ACL: Unmatched Primary Records
IDEA: Records with no secondary match
Employ to search for:
Invoices with no receipts
Transactions charged to accounts that do not exist
Payroll checks issued to false employees
Sales returns to customers that do not exist
Sales returns of inventory items that do not exist
Journal entries entered by ghost employees

Access: All records from the right table with a filter on a transaction data field
ACL: Include All Secondary Records with a filter on a transaction data field
IDEA: Records with no primary match
Employ to search for:
Inventory items that have not been sold
Customers that have not made a purchase
Vendors that have not been used
Employees that have not been paid
Invoices that have not been paid

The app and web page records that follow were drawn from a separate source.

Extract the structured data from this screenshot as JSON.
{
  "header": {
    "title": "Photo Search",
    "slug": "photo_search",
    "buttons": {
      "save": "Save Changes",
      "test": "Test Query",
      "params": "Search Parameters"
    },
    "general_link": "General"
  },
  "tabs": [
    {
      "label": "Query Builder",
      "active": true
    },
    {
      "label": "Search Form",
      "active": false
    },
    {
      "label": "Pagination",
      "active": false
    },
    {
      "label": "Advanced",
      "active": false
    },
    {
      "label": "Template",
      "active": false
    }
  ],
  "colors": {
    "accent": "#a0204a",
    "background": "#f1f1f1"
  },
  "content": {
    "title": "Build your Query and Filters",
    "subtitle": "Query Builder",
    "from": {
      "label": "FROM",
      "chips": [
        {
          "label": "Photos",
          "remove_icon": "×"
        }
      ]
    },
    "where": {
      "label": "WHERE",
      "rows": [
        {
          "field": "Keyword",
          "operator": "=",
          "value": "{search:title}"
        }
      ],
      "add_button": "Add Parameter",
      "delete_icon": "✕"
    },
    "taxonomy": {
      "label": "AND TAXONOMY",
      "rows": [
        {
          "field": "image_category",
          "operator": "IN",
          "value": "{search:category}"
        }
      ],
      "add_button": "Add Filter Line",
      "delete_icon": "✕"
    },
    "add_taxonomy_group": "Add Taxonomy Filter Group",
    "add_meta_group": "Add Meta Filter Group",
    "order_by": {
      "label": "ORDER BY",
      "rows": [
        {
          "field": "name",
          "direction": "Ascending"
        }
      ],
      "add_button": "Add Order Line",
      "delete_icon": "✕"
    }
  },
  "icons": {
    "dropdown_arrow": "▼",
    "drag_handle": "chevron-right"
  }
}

Access: Default join property
ACL: Many-to-Many Matched Records
IDEA: Relate tables using Visual Connector
Employ to search for:
Employee addresses that match vendor addresses
Employee initials that match vendor name
Employee phone numbers that match vendor phone numbers


Year-end tax planning and what’s new for 2016

Practitioners need to consider several tax planning opportunities to review with their clients before the end of the year. This report offers strategies for individuals and businesses, as well as recent federal tax law changes affecting this year’s tax returns.


News quiz: Retirement planning, tax practice, and fraud risk

Recent reports focused on a survey that gauges the worries about retirement among CPA financial planners’ clients, a suit that affects tax practitioners, and a guide that offers advice on fraud risk. See how much you know with this short quiz.


Tips for first-year auditors

For a new auditor, the first busy season can be an exciting time and a fantastic opportunity for professional growth. Here are suggestions for new auditors and those who nurture their development.